  3. Travelling by myself
  4. Motherhood
  5. Being an immigrant
  6. Tibetan Buddhism
  7. Hippies
  8. Meditation
  9. Living in conservative communities
  10. Owning a house
  11. Raising Zebra Finches
  12. The Virtues Project
  13. Henry VIII and Hampton Court
  14. The Holocaust
  15. Living in a strata
  16. Dogs and cats
  17. Hitchhiking 
  18. Anxiety
  19. Addiction to alcohol
  20. Films

Tara's Twenty

Another contribution to the prompt from Lois Peterson's book, "Write a list of 20 things you know a lot about."

From Tara:

For my 20 things I know a lot about, here they are:

1.     Cats 
2.    Phantom of fhe Opera 
3.    Andrew Lloyd Webber 
4.    Needlework 
5.    History of Gosselin Geneology & Trivia 
6.    History Of Chouinard Geneaology & Trivia 
7.    Lucy Maud Montgomery 
8.    Opera 
9.    History Of Paris 
10.  History Of England 
11.  The English Poets 
12.  Cultural Anthropology 
13.  William Shakespeare 
14.  Star Trek 
15.  Sherlock Holmes 
16.  Anne Of Green Gables series 
17.  Harry Potter series 
18.  Tigers 
19.  Animals from Africa 
20.  Bears

Saturday, 14 March 2015

Mary's Twenty Things

At Grind Writers today we wrote to a prompt which came from Lois Peterson's 101 & More Writing Exercises

Exercise #18, pg. 11. Prompt: Make a list of 20 things that you know a lot about.

  1. Identifying West Coast weeds (as opposed to vegetables or flowers)
  2. The smell of the Pacific Ocean
  3. Mixed media techniques
  4. Myers Briggs personality type
  5. How to visit someone in hospital
  6. Planning workshops, leading meetings
  7. Labyrinths
  8. Cooking soup from whatever you have around
  9. bglttti2sqq issues
  10. Being friendly
  11. Unitarian churches
  12. Kitsilano
  13. The smell of a boy-child's scalp after sweating
  14. How to set up a Google group
  15. Pagan rituals
  16. Ecological despair
  17. Housing co-ops—plus, minus, and interesting
  18. Great arts and culture opportunities in Vancouver for free or cheap
  19. Traffic circle gardens
  20. Being mary/merry

Wednesday, 4 March 2015


Please email before you attend the first time.
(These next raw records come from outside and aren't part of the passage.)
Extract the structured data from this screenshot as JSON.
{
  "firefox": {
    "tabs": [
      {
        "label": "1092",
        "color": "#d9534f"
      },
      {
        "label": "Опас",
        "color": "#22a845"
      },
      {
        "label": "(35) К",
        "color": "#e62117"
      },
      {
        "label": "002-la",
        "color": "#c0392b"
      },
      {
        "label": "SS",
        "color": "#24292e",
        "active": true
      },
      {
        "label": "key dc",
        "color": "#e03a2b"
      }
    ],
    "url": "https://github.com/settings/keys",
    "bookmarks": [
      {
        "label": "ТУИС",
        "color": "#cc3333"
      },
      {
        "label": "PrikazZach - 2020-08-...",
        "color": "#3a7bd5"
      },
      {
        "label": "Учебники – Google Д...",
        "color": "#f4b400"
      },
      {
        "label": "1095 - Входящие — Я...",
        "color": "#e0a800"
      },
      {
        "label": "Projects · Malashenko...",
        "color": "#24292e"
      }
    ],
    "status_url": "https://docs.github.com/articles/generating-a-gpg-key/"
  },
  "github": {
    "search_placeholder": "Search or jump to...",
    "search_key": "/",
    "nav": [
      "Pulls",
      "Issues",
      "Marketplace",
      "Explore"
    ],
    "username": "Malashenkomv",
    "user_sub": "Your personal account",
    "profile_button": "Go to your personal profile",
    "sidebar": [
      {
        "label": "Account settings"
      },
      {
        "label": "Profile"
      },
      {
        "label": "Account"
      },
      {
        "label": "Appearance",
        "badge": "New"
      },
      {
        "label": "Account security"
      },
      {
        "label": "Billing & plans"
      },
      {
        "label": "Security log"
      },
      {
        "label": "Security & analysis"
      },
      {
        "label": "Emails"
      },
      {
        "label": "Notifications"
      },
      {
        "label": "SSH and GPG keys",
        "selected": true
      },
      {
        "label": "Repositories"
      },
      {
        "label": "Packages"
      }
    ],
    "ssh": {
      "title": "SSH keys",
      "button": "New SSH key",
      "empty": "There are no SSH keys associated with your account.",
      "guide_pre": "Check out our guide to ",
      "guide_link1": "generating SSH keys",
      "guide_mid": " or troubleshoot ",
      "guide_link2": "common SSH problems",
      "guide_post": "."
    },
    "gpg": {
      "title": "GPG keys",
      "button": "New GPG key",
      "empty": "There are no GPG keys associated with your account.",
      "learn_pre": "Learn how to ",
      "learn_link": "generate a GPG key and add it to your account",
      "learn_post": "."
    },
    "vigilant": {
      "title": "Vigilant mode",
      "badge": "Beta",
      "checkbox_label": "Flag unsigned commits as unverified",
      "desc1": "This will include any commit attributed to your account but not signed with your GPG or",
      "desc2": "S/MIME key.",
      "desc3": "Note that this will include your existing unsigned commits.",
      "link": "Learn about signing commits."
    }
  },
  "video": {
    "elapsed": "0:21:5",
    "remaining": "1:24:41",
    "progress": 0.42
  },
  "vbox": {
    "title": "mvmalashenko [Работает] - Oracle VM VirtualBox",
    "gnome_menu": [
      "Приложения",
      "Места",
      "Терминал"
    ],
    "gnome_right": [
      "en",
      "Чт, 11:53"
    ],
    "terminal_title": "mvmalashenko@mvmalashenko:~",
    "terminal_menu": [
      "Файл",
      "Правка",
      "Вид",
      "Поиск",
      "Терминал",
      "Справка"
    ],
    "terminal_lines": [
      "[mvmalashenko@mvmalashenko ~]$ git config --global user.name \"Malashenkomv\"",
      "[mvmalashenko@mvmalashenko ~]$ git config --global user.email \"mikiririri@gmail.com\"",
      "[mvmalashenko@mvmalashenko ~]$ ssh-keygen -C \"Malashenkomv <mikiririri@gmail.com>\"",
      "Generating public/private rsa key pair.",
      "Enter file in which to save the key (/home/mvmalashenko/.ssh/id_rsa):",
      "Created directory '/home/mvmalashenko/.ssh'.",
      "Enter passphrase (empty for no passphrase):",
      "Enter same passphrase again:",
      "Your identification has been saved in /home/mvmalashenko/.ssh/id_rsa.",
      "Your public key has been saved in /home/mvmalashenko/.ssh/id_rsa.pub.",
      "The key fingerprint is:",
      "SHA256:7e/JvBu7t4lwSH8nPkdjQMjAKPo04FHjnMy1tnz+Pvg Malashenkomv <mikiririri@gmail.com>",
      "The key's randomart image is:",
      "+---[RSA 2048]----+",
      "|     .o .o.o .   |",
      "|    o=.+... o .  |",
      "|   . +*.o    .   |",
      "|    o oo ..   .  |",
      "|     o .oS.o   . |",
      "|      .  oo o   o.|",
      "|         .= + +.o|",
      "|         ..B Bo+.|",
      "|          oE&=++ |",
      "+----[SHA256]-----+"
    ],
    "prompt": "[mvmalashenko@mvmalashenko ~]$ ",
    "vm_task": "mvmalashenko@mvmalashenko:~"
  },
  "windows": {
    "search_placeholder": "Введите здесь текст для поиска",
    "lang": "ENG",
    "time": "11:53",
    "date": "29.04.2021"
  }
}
We sometimes have out-trips and are not at the Grind:

Grind Writers – Meeting Dates 2015
Note we skip any long weekends and go to the following week
Jan 10

July 11
Jan 25
July 26
Feb 14
Aug 8
Mar 1
Aug 23
Mar 14
(Labour Day Sept 7)
Sept 12
Mar 29
Sept 27
(Easter April 5)
Apr 11
(Thanksg. Oct 12)
Oct 17
Apr 26
Nov 1
May 9
Nov 14
Victoria Day May 18)
May 24
Nov 29
June 6
Dec 12
June 21